Google Doc: You know how sometimes you start a heavy conversation at an inopportune time because you don’t want to forget about it or miss your chance? Doesn’t usually pan out well, does it? Share a running Google Doc where you can write the conversation topics you want to address when you have the time. (Make sure to schedule this time weekly/nightly/what works for you!) When you get a chance to talk, pull up the document and get the conversation going when you’re not in the heat of the moment.
Whiteboard on the fridge: No app here. Classic, simple, easy.
2. Make expectations clear
We have a tendency to believe that other people know what we are thinking. Usually, we don’t marry mind-readers so this doesn’t work out well. Clear expectations can be key. Sometimes it means saying what you think should be abel to be left unsaid. Over-communicate for clarity and understanding. You’re going to want to set up expectations at different times, too, as they are always evolving. Perhaps you walk through the house and address anything you can think of in each room. Take notes if needed (that Google shared document again!) Have clear lines that divide you and your responsibilities and have shared things that can be picked up in a spare moment. Schedule your “you” time too so you know it is a priority and a time that the other can’t expect you to be diving into the to-do lists or picking up extra responsibilities.
3. Root down and Remember
Take time to root down in your values as a couple.
Create a vision board together.
Return to your 1 year, 5 year, 10 year goals and plans.
Revisit what made you start this journey together.
Have conversations that are filled with dreams AND take time to acknowledge together the goals you have accomplished and the dreams you’re fulfilling.
Remember- you are in a season.
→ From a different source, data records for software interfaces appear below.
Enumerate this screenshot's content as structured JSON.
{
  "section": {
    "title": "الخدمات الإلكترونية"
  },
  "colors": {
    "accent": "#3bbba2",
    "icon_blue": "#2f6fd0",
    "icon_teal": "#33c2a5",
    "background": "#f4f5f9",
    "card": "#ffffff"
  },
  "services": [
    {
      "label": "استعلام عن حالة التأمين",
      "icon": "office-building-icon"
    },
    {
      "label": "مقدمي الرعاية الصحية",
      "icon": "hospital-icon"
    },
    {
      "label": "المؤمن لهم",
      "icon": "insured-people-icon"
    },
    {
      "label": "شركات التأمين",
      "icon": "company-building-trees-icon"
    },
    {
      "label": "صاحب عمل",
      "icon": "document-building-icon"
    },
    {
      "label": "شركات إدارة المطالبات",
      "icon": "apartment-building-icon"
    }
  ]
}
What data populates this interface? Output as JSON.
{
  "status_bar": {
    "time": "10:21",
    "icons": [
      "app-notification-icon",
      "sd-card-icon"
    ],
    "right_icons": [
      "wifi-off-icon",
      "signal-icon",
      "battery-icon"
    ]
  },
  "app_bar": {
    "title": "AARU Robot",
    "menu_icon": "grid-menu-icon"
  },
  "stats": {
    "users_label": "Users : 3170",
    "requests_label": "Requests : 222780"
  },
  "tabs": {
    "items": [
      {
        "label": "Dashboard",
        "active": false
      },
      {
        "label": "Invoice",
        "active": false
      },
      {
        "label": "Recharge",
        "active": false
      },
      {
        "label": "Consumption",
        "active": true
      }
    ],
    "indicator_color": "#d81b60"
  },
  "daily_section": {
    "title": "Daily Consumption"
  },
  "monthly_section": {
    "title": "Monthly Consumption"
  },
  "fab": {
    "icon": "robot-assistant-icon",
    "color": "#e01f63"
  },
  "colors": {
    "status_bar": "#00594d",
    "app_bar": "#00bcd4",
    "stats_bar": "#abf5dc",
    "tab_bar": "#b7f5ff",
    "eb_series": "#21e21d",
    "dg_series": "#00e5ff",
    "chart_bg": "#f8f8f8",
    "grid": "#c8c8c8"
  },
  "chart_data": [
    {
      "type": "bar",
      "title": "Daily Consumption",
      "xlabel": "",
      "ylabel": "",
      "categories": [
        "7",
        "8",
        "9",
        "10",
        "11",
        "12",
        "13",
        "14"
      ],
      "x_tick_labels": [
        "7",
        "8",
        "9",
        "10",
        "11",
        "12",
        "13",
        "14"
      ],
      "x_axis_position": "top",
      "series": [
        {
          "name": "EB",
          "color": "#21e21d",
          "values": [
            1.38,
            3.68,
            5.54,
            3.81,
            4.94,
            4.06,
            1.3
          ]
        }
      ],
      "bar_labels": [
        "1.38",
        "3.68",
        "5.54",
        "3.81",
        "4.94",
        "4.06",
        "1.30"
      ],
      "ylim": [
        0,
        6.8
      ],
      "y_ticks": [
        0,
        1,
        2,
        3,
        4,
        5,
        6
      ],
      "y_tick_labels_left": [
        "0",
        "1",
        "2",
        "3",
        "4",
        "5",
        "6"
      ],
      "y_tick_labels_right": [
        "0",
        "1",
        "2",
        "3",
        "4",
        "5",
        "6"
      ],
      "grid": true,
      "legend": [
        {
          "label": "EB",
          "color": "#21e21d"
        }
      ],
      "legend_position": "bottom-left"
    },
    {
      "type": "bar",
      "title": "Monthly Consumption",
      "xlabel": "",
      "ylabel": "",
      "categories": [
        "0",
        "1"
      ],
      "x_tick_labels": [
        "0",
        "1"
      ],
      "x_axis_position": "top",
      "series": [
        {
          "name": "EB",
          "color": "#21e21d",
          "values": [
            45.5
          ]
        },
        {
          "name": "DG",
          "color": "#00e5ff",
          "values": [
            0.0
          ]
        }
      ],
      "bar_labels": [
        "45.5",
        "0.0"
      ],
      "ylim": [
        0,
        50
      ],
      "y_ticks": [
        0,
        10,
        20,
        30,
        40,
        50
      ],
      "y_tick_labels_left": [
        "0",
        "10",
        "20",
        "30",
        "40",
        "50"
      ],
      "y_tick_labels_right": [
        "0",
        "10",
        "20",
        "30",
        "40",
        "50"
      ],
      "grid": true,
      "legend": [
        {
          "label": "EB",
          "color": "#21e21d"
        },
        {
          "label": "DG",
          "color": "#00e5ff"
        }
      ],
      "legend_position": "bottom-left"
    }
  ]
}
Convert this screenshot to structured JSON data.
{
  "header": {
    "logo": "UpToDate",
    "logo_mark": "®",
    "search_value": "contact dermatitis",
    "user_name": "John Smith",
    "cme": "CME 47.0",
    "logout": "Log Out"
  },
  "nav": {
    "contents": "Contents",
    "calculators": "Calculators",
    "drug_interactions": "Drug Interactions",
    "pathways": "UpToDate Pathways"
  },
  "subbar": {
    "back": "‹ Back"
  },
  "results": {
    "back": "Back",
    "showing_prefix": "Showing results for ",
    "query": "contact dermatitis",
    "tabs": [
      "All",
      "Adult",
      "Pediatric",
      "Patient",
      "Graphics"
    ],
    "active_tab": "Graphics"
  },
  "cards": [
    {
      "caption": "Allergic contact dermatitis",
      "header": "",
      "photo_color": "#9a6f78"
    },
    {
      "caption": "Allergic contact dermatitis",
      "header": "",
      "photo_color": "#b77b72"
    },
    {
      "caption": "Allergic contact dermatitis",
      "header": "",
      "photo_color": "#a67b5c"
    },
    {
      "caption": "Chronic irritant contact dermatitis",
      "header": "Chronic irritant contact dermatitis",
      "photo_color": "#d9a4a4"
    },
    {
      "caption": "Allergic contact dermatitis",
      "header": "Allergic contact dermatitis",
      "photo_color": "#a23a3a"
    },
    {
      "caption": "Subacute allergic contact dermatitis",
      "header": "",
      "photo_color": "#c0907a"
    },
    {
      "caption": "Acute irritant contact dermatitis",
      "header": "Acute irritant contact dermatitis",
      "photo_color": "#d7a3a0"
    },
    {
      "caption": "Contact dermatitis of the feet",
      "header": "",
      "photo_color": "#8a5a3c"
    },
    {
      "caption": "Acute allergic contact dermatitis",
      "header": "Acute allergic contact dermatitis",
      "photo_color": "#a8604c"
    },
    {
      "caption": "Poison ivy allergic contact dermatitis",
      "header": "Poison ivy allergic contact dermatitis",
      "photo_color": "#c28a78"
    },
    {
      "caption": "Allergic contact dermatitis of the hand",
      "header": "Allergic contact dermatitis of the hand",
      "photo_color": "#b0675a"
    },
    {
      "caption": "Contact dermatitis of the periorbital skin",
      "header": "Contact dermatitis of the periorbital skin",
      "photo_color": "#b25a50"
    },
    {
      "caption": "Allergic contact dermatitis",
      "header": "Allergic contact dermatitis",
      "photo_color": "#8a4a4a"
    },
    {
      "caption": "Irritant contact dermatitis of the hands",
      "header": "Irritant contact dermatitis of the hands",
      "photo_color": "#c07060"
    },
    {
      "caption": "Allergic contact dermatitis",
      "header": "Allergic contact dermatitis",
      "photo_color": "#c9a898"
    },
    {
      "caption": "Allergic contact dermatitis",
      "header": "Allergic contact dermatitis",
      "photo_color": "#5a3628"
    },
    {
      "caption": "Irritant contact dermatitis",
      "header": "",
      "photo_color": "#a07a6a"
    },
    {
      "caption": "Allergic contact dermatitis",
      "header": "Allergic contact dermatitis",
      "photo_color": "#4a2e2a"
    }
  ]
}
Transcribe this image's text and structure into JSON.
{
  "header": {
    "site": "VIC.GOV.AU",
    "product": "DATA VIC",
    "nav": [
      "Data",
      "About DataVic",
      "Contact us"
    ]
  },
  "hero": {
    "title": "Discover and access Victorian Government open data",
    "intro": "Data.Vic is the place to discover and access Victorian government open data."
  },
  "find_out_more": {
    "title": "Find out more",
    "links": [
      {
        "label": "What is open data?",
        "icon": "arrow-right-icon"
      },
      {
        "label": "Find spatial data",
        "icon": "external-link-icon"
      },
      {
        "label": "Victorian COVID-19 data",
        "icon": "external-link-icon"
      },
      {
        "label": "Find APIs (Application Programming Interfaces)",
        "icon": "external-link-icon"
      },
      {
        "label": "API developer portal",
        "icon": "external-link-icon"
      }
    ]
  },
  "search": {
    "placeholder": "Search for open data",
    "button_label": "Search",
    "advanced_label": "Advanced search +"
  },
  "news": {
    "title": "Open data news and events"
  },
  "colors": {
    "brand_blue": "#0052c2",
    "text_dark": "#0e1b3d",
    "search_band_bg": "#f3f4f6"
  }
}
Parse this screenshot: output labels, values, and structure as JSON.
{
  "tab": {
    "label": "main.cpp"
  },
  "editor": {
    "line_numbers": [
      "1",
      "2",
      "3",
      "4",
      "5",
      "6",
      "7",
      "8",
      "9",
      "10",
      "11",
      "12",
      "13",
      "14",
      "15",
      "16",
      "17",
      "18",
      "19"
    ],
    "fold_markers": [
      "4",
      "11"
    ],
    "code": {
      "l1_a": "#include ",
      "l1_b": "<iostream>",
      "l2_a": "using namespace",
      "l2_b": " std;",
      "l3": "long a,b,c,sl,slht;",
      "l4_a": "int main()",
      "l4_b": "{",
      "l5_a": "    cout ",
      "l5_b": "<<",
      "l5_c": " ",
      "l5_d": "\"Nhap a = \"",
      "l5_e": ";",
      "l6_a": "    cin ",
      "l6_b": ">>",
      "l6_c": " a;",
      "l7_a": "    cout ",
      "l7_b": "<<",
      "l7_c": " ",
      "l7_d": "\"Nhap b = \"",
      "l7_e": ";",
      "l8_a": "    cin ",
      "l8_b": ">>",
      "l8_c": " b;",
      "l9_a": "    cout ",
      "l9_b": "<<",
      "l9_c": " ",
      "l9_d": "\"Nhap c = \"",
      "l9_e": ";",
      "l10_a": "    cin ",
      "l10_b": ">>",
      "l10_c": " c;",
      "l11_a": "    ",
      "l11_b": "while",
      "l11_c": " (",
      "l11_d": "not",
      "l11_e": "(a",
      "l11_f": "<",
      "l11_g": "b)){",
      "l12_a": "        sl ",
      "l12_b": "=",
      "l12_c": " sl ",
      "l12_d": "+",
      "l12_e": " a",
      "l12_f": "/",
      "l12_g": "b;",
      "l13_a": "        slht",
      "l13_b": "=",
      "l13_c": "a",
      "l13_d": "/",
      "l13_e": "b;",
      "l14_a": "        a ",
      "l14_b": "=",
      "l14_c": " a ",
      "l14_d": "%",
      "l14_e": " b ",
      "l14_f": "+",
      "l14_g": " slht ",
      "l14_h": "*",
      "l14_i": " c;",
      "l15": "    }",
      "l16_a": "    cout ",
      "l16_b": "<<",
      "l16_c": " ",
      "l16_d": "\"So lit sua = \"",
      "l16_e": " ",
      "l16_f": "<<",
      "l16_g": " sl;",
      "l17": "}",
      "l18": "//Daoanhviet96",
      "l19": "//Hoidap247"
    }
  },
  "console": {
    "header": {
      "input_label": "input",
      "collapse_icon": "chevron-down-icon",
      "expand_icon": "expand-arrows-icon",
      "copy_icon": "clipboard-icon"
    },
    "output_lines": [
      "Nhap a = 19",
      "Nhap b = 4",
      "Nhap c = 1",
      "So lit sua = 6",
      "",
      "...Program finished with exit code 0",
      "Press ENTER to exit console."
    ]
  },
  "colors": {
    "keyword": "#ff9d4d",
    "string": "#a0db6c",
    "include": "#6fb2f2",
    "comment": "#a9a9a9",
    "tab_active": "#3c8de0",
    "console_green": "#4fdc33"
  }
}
Some days it feels like a lifetime, but this season is not forever. Roles, expectations, needs- they will continue to change. Marriage in each season brings challenges, but sticking together helps ease through them.
4. Let your partner have his/her own way of parenting.
Have you ever found yourself subtlety (or not so subtlety) telling your partner that you’d do it this way or ___ isn’t good for the baby/child? Do you find yourself leaving too descriptive of an agenda when you’re leaving the house? Might you be a helicopter partner? Chill out a bit. Your partner is a parent too and he/she has made it this far- let them parent and parent their own way. (This doesn’t apply if you have reason to not trust your partner, in which case, that’s a bigger conversation than we’re having here.)
5. Date Your Partner
Have date nights with the rule of NOT talking home logistics, parenting, etc. You are parents, but you are still partners and individuals and you need time to talk about the things that brought you together and keep you building your life together. This is a great time to revisit those goals and dreams. Watch comedy and laugh. Share what you’ve been doing or reading outside of parenting. Do a hobby together. I KNOW I KNOW it’s really hard to get a date (sitters, bedtimes, finances, etc.). It doesn’t even have to be out, you can check out these great ideas (I seriously NEED those pretzels!) for some at-home date nights ideas for when the kids are sleeping (That happens now and then, right?)
So remember- in the midst of this all- you are a TEAM. Communicating and collaborating takes intention. It takes time in the moments you feel like you don’t have a second to spare. It takes listening and speaking truthfully. But you- you can do it. You’ve got this. It won’t always be pretty (let me just normalize that because I KNOW it’s true) but you’ve got this.
You’re on the same team: Team grow the kids, keep the house livable, have personal growth and fulfillment, and love one another.
The seasons change and so do you. Communicate. Collaborate. Celebrate. Do these things together as often as possible.
Tell me- how do you and your partner stay on the same team?